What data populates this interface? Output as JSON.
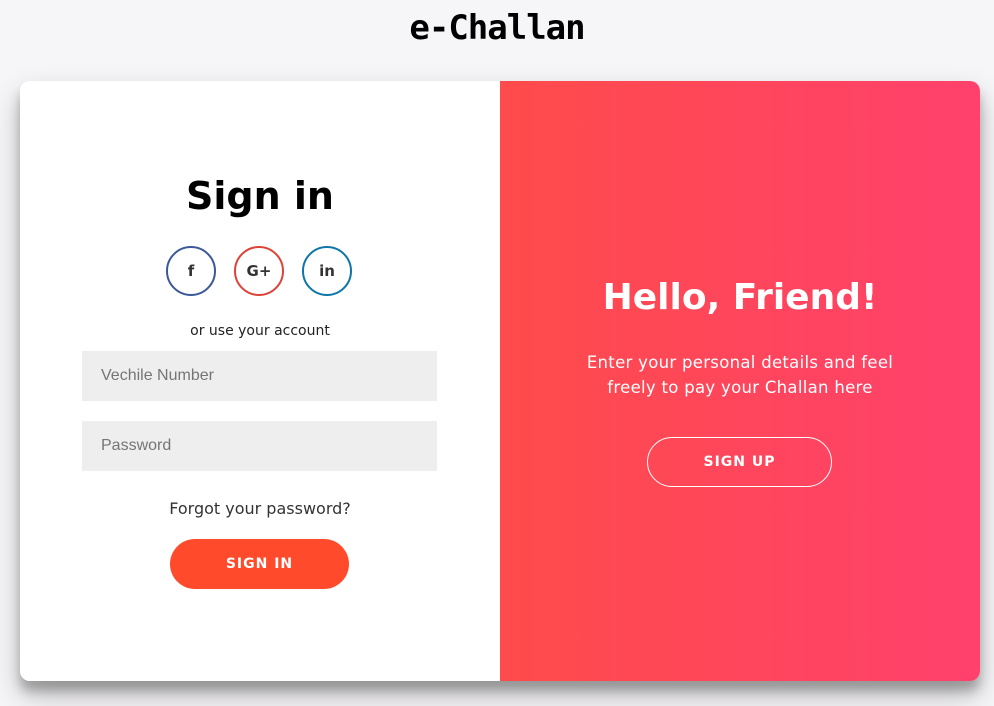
{
  "app": {
    "title": "e-Challan"
  },
  "signin": {
    "heading": "Sign in",
    "social": [
      {
        "icon": "facebook-icon",
        "glyph": "f",
        "color": "#3b5998"
      },
      {
        "icon": "google-plus-icon",
        "glyph": "G+",
        "color": "#db4437"
      },
      {
        "icon": "linkedin-icon",
        "glyph": "in",
        "color": "#0e76a8"
      }
    ],
    "alt_text": "or use your account",
    "vehicle_placeholder": "Vechile Number",
    "password_placeholder": "Password",
    "forgot_label": "Forgot your password?",
    "button_label": "SIGN IN",
    "button_color": "#ff4b2b"
  },
  "overlay": {
    "heading": "Hello, Friend!",
    "text": "Enter your personal details and feel freely to pay your Challan here",
    "button_label": "SIGN UP",
    "gradient_start": "#ff4b4b",
    "gradient_end": "#ff416c"
  }
}
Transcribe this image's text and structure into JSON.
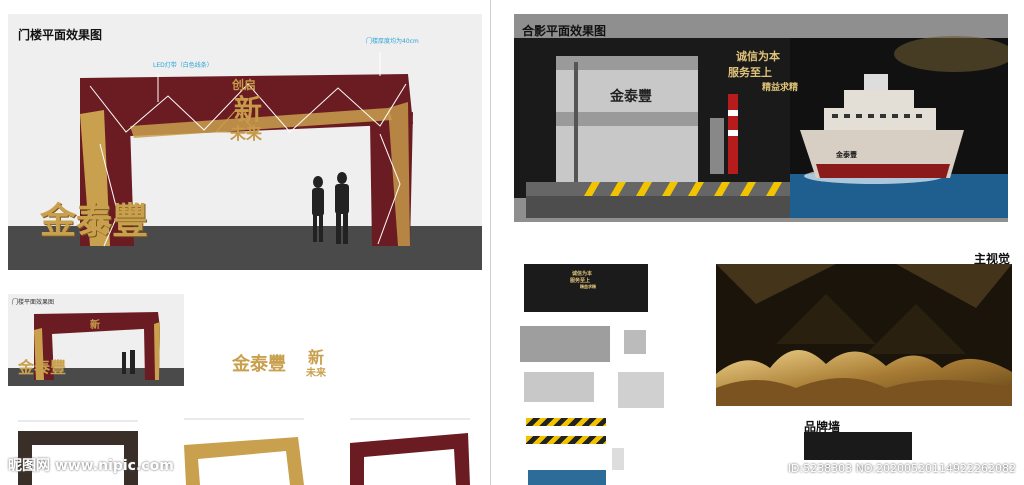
{
  "left_top": {
    "title": "门楼平面效果图",
    "led_label": "LED灯带（白色线条）",
    "thickness_label": "门楼厚度均为40cm",
    "arch_small_top": "创启",
    "arch_big": "新",
    "arch_bottom": "未来",
    "brand": "金泰豐"
  },
  "left_mid": {
    "title": "门楼平面效果图",
    "brand": "金泰豐",
    "arch_big": "新",
    "arch_bottom": "未来"
  },
  "right_top": {
    "title": "合影平面效果图",
    "slogan_1": "诚信为本",
    "slogan_2": "服务至上",
    "slogan_3": "精益求精",
    "tank_brand": "金泰豐",
    "ship_brand": "金泰豐"
  },
  "right_mid": {
    "main_visual_title": "主视觉",
    "brand_wall_title": "品牌墙",
    "mini_slogan_1": "诚信为本",
    "mini_slogan_2": "服务至上",
    "mini_slogan_3": "精益求精"
  },
  "watermark": {
    "left": "昵图网 www.nipic.com",
    "right": "ID:5238303 NO:20200520114922262082"
  },
  "colors": {
    "maroon": "#6b1c22",
    "gold": "#c9a04e",
    "dark_brown": "#3a2f28",
    "ground": "#4a4a4a",
    "sky": "#f0f0f0"
  }
}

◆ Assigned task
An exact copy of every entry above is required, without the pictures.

◆ Solution for this task
What data populates this interface? Output as JSON.
{
  "app": {
    "title": "e-Challan"
  },
  "signin": {
    "heading": "Sign in",
    "social": [
      {
        "icon": "facebook-icon",
        "glyph": "f",
        "color": "#3b5998"
      },
      {
        "icon": "google-plus-icon",
        "glyph": "G+",
        "color": "#db4437"
      },
      {
        "icon": "linkedin-icon",
        "glyph": "in",
        "color": "#0e76a8"
      }
    ],
    "alt_text": "or use your account",
    "vehicle_placeholder": "Vechile Number",
    "password_placeholder": "Password",
    "forgot_label": "Forgot your password?",
    "button_label": "SIGN IN",
    "button_color": "#ff4b2b"
  },
  "overlay": {
    "heading": "Hello, Friend!",
    "text": "Enter your personal details and feel freely to pay your Challan here",
    "button_label": "SIGN UP",
    "gradient_start": "#ff4b4b",
    "gradient_end": "#ff416c"
  }
}
Transcribe this image's text and structure into JSON.
{
  "left_top": {
    "title": "门楼平面效果图",
    "led_label": "LED灯带（白色线条）",
    "thickness_label": "门楼厚度均为40cm",
    "arch_small_top": "创启",
    "arch_big": "新",
    "arch_bottom": "未来",
    "brand": "金泰豐"
  },
  "left_mid": {
    "title": "门楼平面效果图",
    "brand": "金泰豐",
    "arch_big": "新",
    "arch_bottom": "未来"
  },
  "right_top": {
    "title": "合影平面效果图",
    "slogan_1": "诚信为本",
    "slogan_2": "服务至上",
    "slogan_3": "精益求精",
    "tank_brand": "金泰豐",
    "ship_brand": "金泰豐"
  },
  "right_mid": {
    "main_visual_title": "主视觉",
    "brand_wall_title": "品牌墙",
    "mini_slogan_1": "诚信为本",
    "mini_slogan_2": "服务至上",
    "mini_slogan_3": "精益求精"
  },
  "watermark": {
    "left": "昵图网 www.nipic.com",
    "right": "ID:5238303 NO:20200520114922262082"
  },
  "colors": {
    "maroon": "#6b1c22",
    "gold": "#c9a04e",
    "dark_brown": "#3a2f28",
    "ground": "#4a4a4a",
    "sky": "#f0f0f0"
  }
}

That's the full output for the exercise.